Gen. Hylan B. Lyon's 800-mile Confederate Raid
General Lyon's troops had already set five courthouses on fire before they reached Campbellsville. His forces left their Hodgenville camp on a cold Christmas morning in 1864 and came to Campbellsville with about 250 men and one piece of artillery. Lyon, known as the "Courthouse Burnin'est General in Kentucky." found that the courthouse was service as a Federal depot for quartermaster and commissary stores.
After allowing three women and a little boy, J.R. "June" Smith, to enter the building to remove the records, Lyon ordered his men to torch the structure. Rebel soldiers surrounded the courthouse until it burned to the ground.
During the time there was no court building, court was held in the Campbellsville Baptist Church, then a white frame building, located across the street from the courthouse at 205 North Columbia. later, court was moved to the County and Circuit Clerks' Office building on the Courthouse Square after their building was completed in 1866.
Erected by Campbellsville Renaissance.
Topics. This historical marker is listed in this topic list: War, US Civil.
Location. 37° 20.483′ N, 85° 20.717′ W. Marker is in Campbellsville, Kentucky, in Taylor County. Marker is at the intersection Touch for map. Marker is at or near this postal address: 204 North Columbia Avenue, Campbellsville KY 42718, United States of America. Touch for directions.

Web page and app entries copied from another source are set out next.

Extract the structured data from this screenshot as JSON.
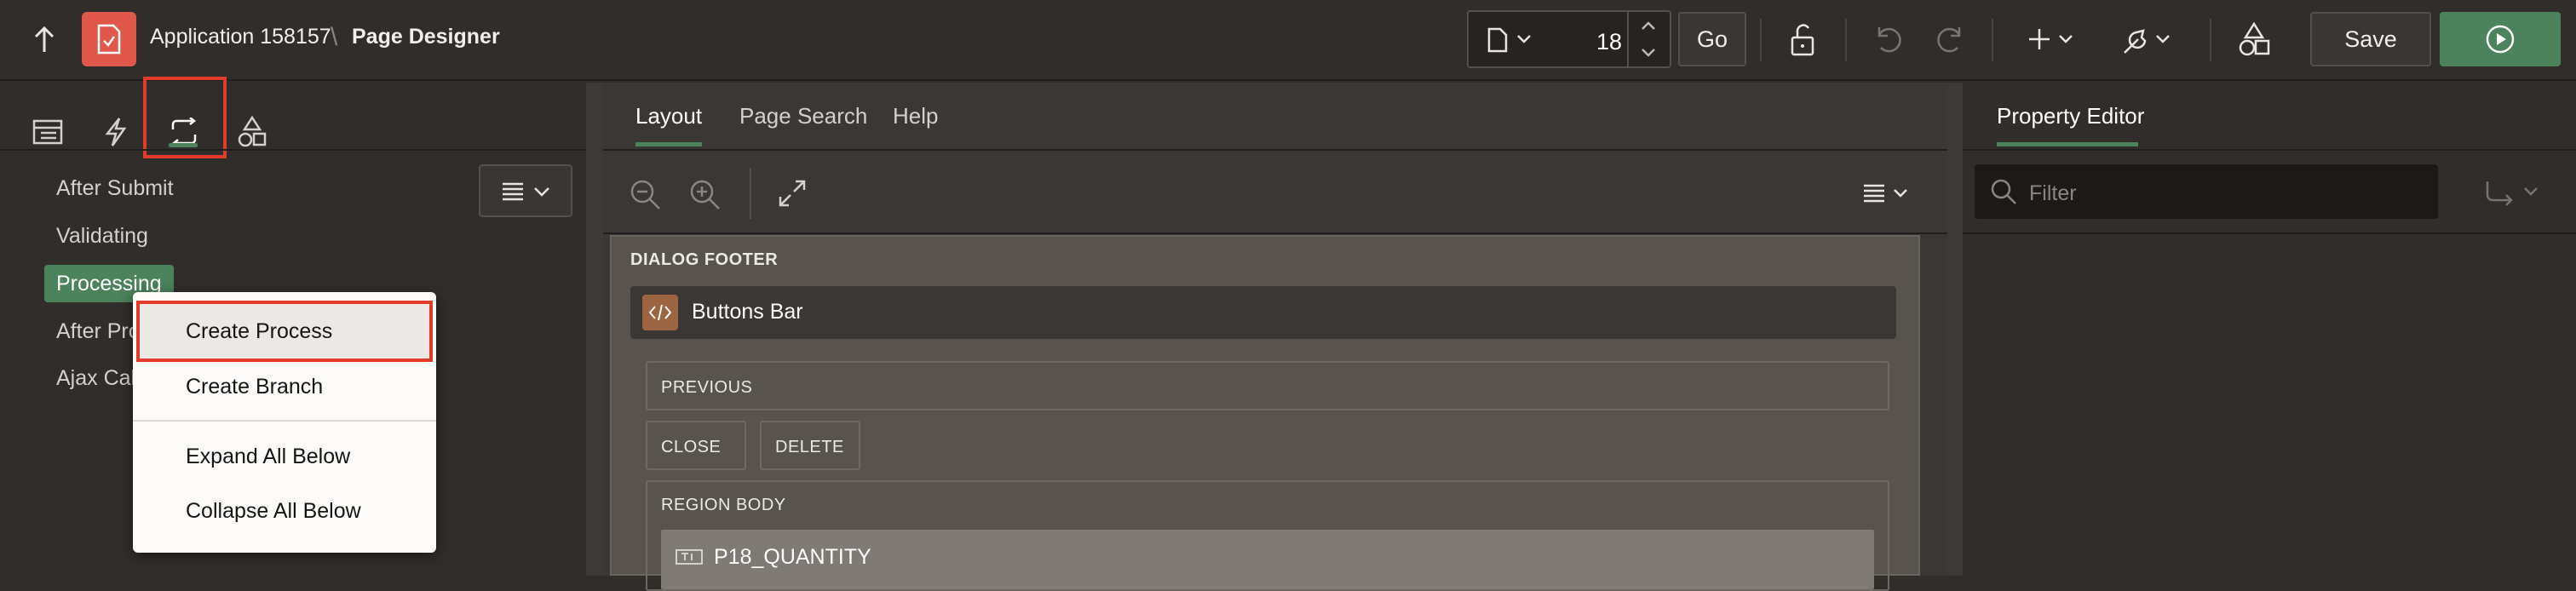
{
  "header": {
    "app_title": "Application 158157",
    "separator": "\\",
    "page_title": "Page Designer",
    "page_number": "18",
    "go_label": "Go",
    "save_label": "Save"
  },
  "left_panel": {
    "tabs": [
      "rendering-icon",
      "dynamic-actions-icon",
      "processing-icon",
      "shared-components-icon"
    ],
    "tree": [
      {
        "label": "After Submit"
      },
      {
        "label": "Validating"
      },
      {
        "label": "Processing"
      },
      {
        "label": "After Pro"
      },
      {
        "label": "Ajax Cal"
      }
    ]
  },
  "context_menu": {
    "items": [
      {
        "label": "Create Process"
      },
      {
        "label": "Create Branch"
      },
      {
        "label": "Expand All Below"
      },
      {
        "label": "Collapse All Below"
      }
    ]
  },
  "center": {
    "tabs": [
      {
        "label": "Layout"
      },
      {
        "label": "Page Search"
      },
      {
        "label": "Help"
      }
    ],
    "dialog_footer": "DIALOG FOOTER",
    "buttons_bar": "Buttons Bar",
    "previous": "PREVIOUS",
    "close": "CLOSE",
    "delete": "DELETE",
    "region_body": "REGION BODY",
    "item": "P18_QUANTITY"
  },
  "right_panel": {
    "tab": "Property Editor",
    "filter_placeholder": "Filter"
  },
  "colors": {
    "accent_green": "#4c825c",
    "highlight_red": "#e23b2a",
    "app_icon_red": "#e0574b"
  }
}
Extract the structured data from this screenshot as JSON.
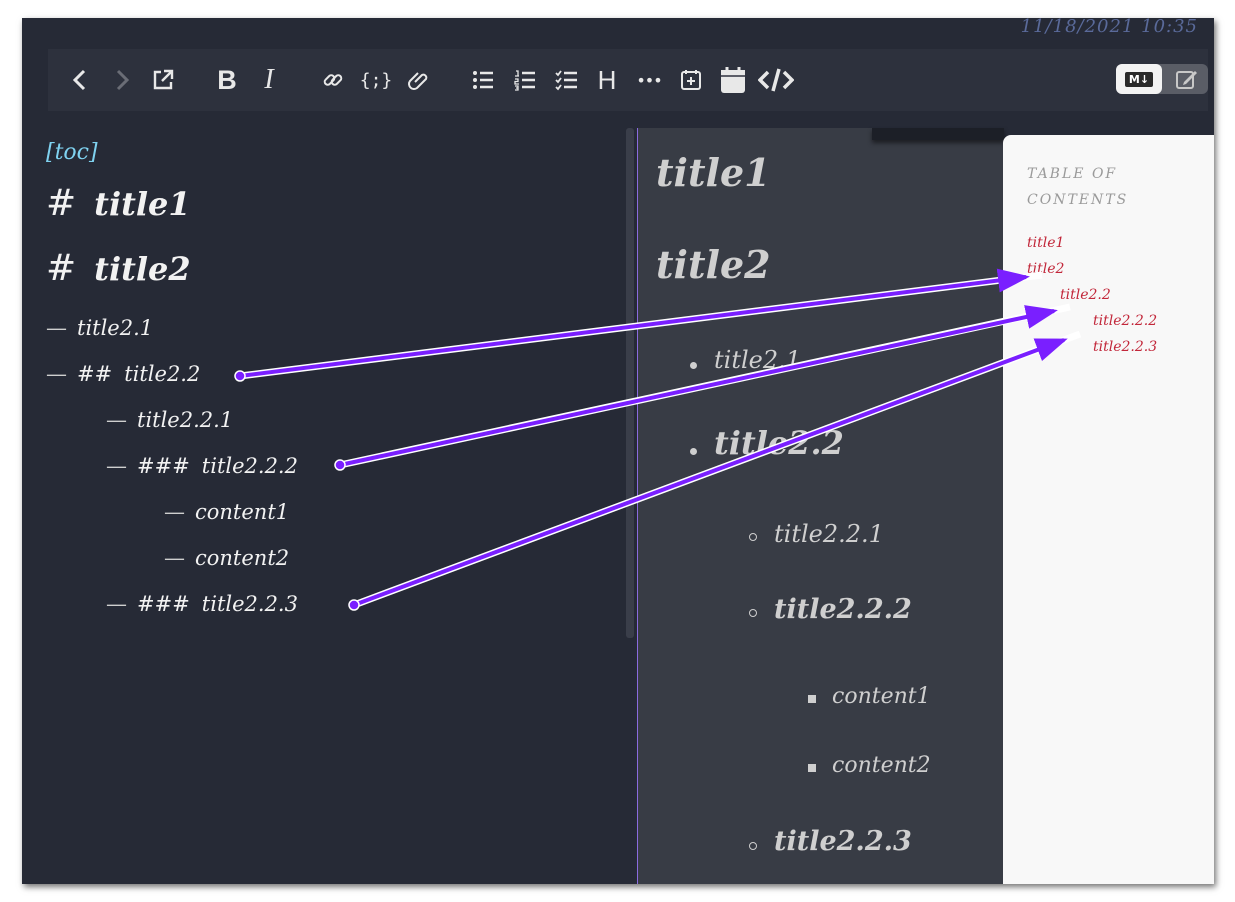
{
  "header": {
    "timestamp": "11/18/2021 10:35"
  },
  "toolbar": {
    "icons": [
      "back-icon",
      "forward-icon",
      "open-external-icon",
      "bold-icon",
      "italic-icon",
      "link-icon",
      "code-icon",
      "attachment-icon",
      "bullet-list-icon",
      "numbered-list-icon",
      "checklist-icon",
      "heading-icon",
      "more-icon",
      "add-block-icon",
      "calendar-icon",
      "code-view-icon",
      "markdown-icon",
      "edit-icon"
    ],
    "bold_label": "B",
    "italic_label": "I",
    "code_label": "{;}",
    "heading_label": "H",
    "more_label": "•••",
    "markdown_label": "M↓"
  },
  "editor": {
    "toc_tag": "[toc]",
    "hash1": "#",
    "hash2": "##",
    "hash3": "###",
    "dash": "—",
    "lines": {
      "title1": "title1",
      "title2": "title2",
      "title2_1": "title2.1",
      "title2_2": "title2.2",
      "title2_2_1": "title2.2.1",
      "title2_2_2": "title2.2.2",
      "content1": "content1",
      "content2": "content2",
      "title2_2_3": "title2.2.3"
    }
  },
  "preview": {
    "title1": "title1",
    "title2": "title2",
    "title2_1": "title2.1",
    "title2_2": "title2.2",
    "title2_2_1": "title2.2.1",
    "title2_2_2": "title2.2.2",
    "content1": "content1",
    "content2": "content2",
    "title2_2_3": "title2.2.3"
  },
  "toc_panel": {
    "heading": "TABLE OF CONTENTS",
    "items": [
      "title1",
      "title2",
      "title2.2",
      "title2.2.2",
      "title2.2.3"
    ]
  },
  "colors": {
    "arrow": "#7a1fff",
    "toc_link": "#c2273a",
    "toc_tag": "#7fd2f0"
  }
}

Other nearby markers. At least 8 other markers are within walking distance of this marker. Brig. Gen. Elias Barbee (here, next to this marker); Campbellsville / Taylor County (here, next to this marker); Cumberland Trace (here, next to this marker); Confederate Raids (here, next to this marker); Courthouse Burned (here, next to this marker); Second Taylor County Courthouse - 1867 (here, next to this marker); Campbell Memorial (about 600 feet away, measured in a direct line); Andrew Campbell (about 700 feet away). Touch for a list and map of all markers in Campbellsville.
Credits. This page was last revised on October 30, 2016. It was originally submitted on October 30, 2016, by Tom Bosse of Jefferson City, Tennessee. This page has been viewed 204 times since then and 14 times this year. Photos: 1, 2, 3, 4. submitted on October 30, 2016, by Tom Bosse of Jefferson City, Tennessee. • Bernard Fisher was the editor who published this page.